> TRY IT
The required answer is every line of the data containing the word "existing".
(Beginning of DATA TO PROCESS)
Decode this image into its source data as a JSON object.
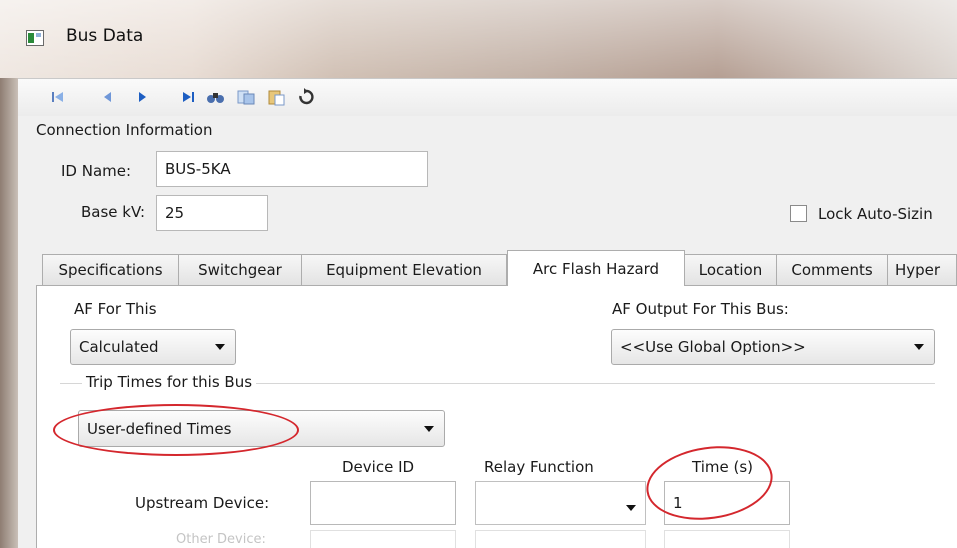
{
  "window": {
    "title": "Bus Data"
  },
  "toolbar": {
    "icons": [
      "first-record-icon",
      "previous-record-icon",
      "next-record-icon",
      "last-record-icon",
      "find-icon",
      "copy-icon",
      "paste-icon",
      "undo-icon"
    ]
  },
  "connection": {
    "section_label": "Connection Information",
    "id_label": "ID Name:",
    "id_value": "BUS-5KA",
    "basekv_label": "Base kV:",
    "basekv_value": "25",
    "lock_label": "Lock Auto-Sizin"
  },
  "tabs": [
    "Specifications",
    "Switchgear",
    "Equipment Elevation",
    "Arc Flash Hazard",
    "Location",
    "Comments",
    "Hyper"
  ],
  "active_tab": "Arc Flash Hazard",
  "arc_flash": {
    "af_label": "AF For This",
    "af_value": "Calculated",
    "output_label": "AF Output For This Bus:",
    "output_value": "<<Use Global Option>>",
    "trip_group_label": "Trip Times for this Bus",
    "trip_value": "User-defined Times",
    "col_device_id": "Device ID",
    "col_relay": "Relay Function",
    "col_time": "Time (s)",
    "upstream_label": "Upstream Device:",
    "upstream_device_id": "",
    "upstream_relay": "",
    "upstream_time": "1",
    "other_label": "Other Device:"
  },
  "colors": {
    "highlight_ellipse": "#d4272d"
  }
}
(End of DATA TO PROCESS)
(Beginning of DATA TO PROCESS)
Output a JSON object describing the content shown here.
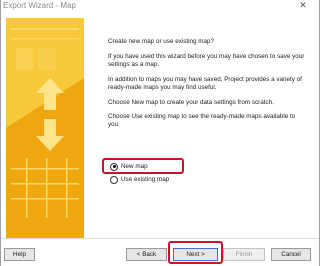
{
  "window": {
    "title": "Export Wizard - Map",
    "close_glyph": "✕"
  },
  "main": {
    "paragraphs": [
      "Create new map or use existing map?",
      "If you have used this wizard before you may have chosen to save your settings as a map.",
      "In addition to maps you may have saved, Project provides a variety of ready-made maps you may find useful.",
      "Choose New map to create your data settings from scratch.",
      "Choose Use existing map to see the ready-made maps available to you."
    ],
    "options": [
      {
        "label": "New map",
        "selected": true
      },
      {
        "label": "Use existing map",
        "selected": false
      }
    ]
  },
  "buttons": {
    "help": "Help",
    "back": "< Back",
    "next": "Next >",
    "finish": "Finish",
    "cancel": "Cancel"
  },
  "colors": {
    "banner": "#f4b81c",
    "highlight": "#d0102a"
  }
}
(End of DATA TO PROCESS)
> SOLUTION FOR THIS EXERCISE
      "Create new map or use existing map?",
      "Choose Use existing map to see the ready-made maps available to you."
        "label": "Use existing map",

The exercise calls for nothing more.